All soil contains bacteria (which are single-celled organisms), even healthy soil. While we all fear pathogenic bacteria – the sort that cause horrible diseases – there are many beneficial bacteria. In fact bacteria, along with certain fungi, play a key role in keeping soil healthy. This is largely because they are able to help decompose certain materials.
Soil pollution is the result of man’s activities that end up with chemicals and other harmful materials leaching into the soil. Polluted soil is not suitable for growing plants and trees. If your garden soil is polluted, you need to identify the source of contamination, rectify this and then remove the polluted soil and replace it with good quality top soil.
Helpful solutions to soil problems
Here are some more helpful hints and tips that will help you solve soil problems.
Soil testing kits are available for you to test how acid or alkaline the soil in your garden is. Alternatively you can take soil samples to a specialist laboratory and ask them to do the soil testing for you. A thorough soil analysis will tell you the levels of all the nutrients in the soil as well as identify the structure of the soil and pinpoint what the pH levels are. It is the pH (which indicates whether your soil is acid or alkaline and just how acid or alkaline it is) that most commonly needs correcting. The scale varies from 1 to 14, and if the soil is neutral, it will appear as 7 on the pH scale. Anything below 7 is acidic, and anything above 7 is acid.
Add lime to correct acidic soils. Add sulfur to correct alkaline soils – or a fertilizer with a good bit of sulfur in it.
Soil amendments range from aged steer manure to mushroom compost. When you prepare a new bed for planting, spread two to three inches of an amendment over the existing soil and then dig it into the soil to a depth of between six and nine inches, so that the amendment and existing soil are well mixed.
Soil preparation before planting always pays huge dividends. If you start with good quality soil, you won’t have problems trying to improve it later. But this doesn’t mean you won’t have to feed and fertilize. Soil maintenance will ensure that the soil quality remains good, and your plants will continue to thrive over time.
Always use compost to improve the quality of soil, whether it is sandy, full of clay, or even if it is a good quality loam. Organic compost has a certain magic that encourages earthworms and various micro-organisms to migrate into the soil.
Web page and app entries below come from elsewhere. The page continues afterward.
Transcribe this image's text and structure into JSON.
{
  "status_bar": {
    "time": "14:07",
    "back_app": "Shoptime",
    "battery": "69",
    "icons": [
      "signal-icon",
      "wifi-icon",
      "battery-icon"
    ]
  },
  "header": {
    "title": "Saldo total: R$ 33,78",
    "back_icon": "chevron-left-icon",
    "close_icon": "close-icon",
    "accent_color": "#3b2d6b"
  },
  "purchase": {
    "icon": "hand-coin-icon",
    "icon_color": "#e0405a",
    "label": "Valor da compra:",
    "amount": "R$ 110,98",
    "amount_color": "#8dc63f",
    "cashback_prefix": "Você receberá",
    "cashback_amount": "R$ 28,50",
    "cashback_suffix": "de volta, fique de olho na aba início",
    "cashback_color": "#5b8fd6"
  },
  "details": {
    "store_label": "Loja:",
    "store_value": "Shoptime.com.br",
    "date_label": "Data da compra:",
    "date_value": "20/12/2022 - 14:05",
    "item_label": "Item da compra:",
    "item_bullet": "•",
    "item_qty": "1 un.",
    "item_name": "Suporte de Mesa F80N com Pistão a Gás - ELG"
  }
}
It also works well as a mulch.
If you make your own compost with compost bins, choose a three-bin system so that you have new material, mid-term material and compost that is ready for use.
Raised beds are a good solution for gardens where there is poor drainage. They are more effective than mounds and berms, because they have solid walls (either timber or masonry) that hold the good soil in place. To be effective, raised beds should be at least six inches, but preferably up to about a foot, deep. Drill holes in the base soil (as for compacted ground) before filling with good quality top soil.
Choose healthy plants so that they don’t contaminate the soil in the rest of the garden. Take cuttings from friend’s gardens by all means, just be sure the plants they come from are healthy and not diseased or infested with garden pests.